:: MATERIAL PROVIDED

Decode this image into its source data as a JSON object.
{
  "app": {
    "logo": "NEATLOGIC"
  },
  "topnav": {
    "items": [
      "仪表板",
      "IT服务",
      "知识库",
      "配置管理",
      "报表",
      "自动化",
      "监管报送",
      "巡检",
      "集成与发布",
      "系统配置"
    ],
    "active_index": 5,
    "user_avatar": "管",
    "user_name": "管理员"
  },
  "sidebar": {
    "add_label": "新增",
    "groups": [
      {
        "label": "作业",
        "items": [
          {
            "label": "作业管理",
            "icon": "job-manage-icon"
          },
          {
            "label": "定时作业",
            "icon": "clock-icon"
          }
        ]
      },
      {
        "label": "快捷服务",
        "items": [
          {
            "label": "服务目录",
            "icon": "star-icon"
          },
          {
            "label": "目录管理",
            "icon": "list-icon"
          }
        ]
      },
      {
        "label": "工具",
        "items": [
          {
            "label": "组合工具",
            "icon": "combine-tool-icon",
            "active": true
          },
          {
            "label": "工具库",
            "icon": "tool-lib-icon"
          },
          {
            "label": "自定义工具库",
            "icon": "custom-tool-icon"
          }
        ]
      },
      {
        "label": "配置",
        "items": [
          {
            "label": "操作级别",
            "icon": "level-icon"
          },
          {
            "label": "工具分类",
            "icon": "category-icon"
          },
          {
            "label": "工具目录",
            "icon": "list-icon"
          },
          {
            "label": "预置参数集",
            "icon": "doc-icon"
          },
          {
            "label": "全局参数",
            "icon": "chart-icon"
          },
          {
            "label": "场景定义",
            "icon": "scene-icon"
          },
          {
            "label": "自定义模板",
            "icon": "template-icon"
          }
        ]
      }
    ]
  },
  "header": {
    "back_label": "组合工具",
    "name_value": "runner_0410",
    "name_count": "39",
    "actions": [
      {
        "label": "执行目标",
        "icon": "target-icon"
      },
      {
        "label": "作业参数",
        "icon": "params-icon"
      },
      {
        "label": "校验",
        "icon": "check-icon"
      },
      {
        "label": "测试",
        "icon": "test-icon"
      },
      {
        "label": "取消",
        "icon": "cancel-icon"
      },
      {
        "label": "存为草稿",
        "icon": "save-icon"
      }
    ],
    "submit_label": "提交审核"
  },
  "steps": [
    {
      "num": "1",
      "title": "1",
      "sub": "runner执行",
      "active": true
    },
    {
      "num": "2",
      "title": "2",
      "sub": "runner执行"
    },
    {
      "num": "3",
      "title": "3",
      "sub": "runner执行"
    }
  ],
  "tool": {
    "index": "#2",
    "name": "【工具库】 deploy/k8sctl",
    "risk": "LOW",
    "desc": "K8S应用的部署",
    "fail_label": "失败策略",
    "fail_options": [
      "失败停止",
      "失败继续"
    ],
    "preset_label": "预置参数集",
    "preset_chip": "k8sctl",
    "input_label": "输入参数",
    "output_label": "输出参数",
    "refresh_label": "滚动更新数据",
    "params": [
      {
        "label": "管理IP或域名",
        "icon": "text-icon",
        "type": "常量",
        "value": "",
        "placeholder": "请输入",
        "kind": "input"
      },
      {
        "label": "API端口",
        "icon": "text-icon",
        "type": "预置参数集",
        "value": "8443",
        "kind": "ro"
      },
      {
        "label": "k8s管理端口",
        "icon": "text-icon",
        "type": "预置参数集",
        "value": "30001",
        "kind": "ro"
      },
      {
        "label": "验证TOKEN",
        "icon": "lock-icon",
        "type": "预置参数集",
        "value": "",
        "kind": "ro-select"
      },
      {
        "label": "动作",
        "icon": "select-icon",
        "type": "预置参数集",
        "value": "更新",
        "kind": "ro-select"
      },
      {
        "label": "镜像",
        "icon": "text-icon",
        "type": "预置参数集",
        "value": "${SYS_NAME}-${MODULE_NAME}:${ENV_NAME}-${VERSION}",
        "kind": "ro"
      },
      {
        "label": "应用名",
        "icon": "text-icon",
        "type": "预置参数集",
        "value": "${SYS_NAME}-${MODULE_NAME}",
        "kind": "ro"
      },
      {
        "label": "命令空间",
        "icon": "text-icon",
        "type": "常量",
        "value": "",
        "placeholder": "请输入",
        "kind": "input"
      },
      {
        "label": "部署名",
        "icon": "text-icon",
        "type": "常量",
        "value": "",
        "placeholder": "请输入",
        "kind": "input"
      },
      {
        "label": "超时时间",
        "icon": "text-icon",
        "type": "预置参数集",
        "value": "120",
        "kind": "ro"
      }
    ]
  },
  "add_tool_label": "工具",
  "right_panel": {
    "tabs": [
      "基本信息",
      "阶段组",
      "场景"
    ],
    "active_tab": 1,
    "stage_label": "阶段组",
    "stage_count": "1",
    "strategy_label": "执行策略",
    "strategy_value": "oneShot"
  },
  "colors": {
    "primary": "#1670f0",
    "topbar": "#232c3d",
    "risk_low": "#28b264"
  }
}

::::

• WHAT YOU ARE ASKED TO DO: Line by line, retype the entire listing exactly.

• REPLY:
Decode this image into its source data as a JSON object.
{
  "app": {
    "logo": "NEATLOGIC"
  },
  "topnav": {
    "items": [
      "仪表板",
      "IT服务",
      "知识库",
      "配置管理",
      "报表",
      "自动化",
      "监管报送",
      "巡检",
      "集成与发布",
      "系统配置"
    ],
    "active_index": 5,
    "user_avatar": "管",
    "user_name": "管理员"
  },
  "sidebar": {
    "add_label": "新增",
    "groups": [
      {
        "label": "作业",
        "items": [
          {
            "label": "作业管理",
            "icon": "job-manage-icon"
          },
          {
            "label": "定时作业",
            "icon": "clock-icon"
          }
        ]
      },
      {
        "label": "快捷服务",
        "items": [
          {
            "label": "服务目录",
            "icon": "star-icon"
          },
          {
            "label": "目录管理",
            "icon": "list-icon"
          }
        ]
      },
      {
        "label": "工具",
        "items": [
          {
            "label": "组合工具",
            "icon": "combine-tool-icon",
            "active": true
          },
          {
            "label": "工具库",
            "icon": "tool-lib-icon"
          },
          {
            "label": "自定义工具库",
            "icon": "custom-tool-icon"
          }
        ]
      },
      {
        "label": "配置",
        "items": [
          {
            "label": "操作级别",
            "icon": "level-icon"
          },
          {
            "label": "工具分类",
            "icon": "category-icon"
          },
          {
            "label": "工具目录",
            "icon": "list-icon"
          },
          {
            "label": "预置参数集",
            "icon": "doc-icon"
          },
          {
            "label": "全局参数",
            "icon": "chart-icon"
          },
          {
            "label": "场景定义",
            "icon": "scene-icon"
          },
          {
            "label": "自定义模板",
            "icon": "template-icon"
          }
        ]
      }
    ]
  },
  "header": {
    "back_label": "组合工具",
    "name_value": "runner_0410",
    "name_count": "39",
    "actions": [
      {
        "label": "执行目标",
        "icon": "target-icon"
      },
      {
        "label": "作业参数",
        "icon": "params-icon"
      },
      {
        "label": "校验",
        "icon": "check-icon"
      },
      {
        "label": "测试",
        "icon": "test-icon"
      },
      {
        "label": "取消",
        "icon": "cancel-icon"
      },
      {
        "label": "存为草稿",
        "icon": "save-icon"
      }
    ],
    "submit_label": "提交审核"
  },
  "steps": [
    {
      "num": "1",
      "title": "1",
      "sub": "runner执行",
      "active": true
    },
    {
      "num": "2",
      "title": "2",
      "sub": "runner执行"
    },
    {
      "num": "3",
      "title": "3",
      "sub": "runner执行"
    }
  ],
  "tool": {
    "index": "#2",
    "name": "【工具库】 deploy/k8sctl",
    "risk": "LOW",
    "desc": "K8S应用的部署",
    "fail_label": "失败策略",
    "fail_options": [
      "失败停止",
      "失败继续"
    ],
    "preset_label": "预置参数集",
    "preset_chip": "k8sctl",
    "input_label": "输入参数",
    "output_label": "输出参数",
    "refresh_label": "滚动更新数据",
    "params": [
      {
        "label": "管理IP或域名",
        "icon": "text-icon",
        "type": "常量",
        "value": "",
        "placeholder": "请输入",
        "kind": "input"
      },
      {
        "label": "API端口",
        "icon": "text-icon",
        "type": "预置参数集",
        "value": "8443",
        "kind": "ro"
      },
      {
        "label": "k8s管理端口",
        "icon": "text-icon",
        "type": "预置参数集",
        "value": "30001",
        "kind": "ro"
      },
      {
        "label": "验证TOKEN",
        "icon": "lock-icon",
        "type": "预置参数集",
        "value": "",
        "kind": "ro-select"
      },
      {
        "label": "动作",
        "icon": "select-icon",
        "type": "预置参数集",
        "value": "更新",
        "kind": "ro-select"
      },
      {
        "label": "镜像",
        "icon": "text-icon",
        "type": "预置参数集",
        "value": "${SYS_NAME}-${MODULE_NAME}:${ENV_NAME}-${VERSION}",
        "kind": "ro"
      },
      {
        "label": "应用名",
        "icon": "text-icon",
        "type": "预置参数集",
        "value": "${SYS_NAME}-${MODULE_NAME}",
        "kind": "ro"
      },
      {
        "label": "命令空间",
        "icon": "text-icon",
        "type": "常量",
        "value": "",
        "placeholder": "请输入",
        "kind": "input"
      },
      {
        "label": "部署名",
        "icon": "text-icon",
        "type": "常量",
        "value": "",
        "placeholder": "请输入",
        "kind": "input"
      },
      {
        "label": "超时时间",
        "icon": "text-icon",
        "type": "预置参数集",
        "value": "120",
        "kind": "ro"
      }
    ]
  },
  "add_tool_label": "工具",
  "right_panel": {
    "tabs": [
      "基本信息",
      "阶段组",
      "场景"
    ],
    "active_tab": 1,
    "stage_label": "阶段组",
    "stage_count": "1",
    "strategy_label": "执行策略",
    "strategy_value": "oneShot"
  },
  "colors": {
    "primary": "#1670f0",
    "topbar": "#232c3d",
    "risk_low": "#28b264"
  }
}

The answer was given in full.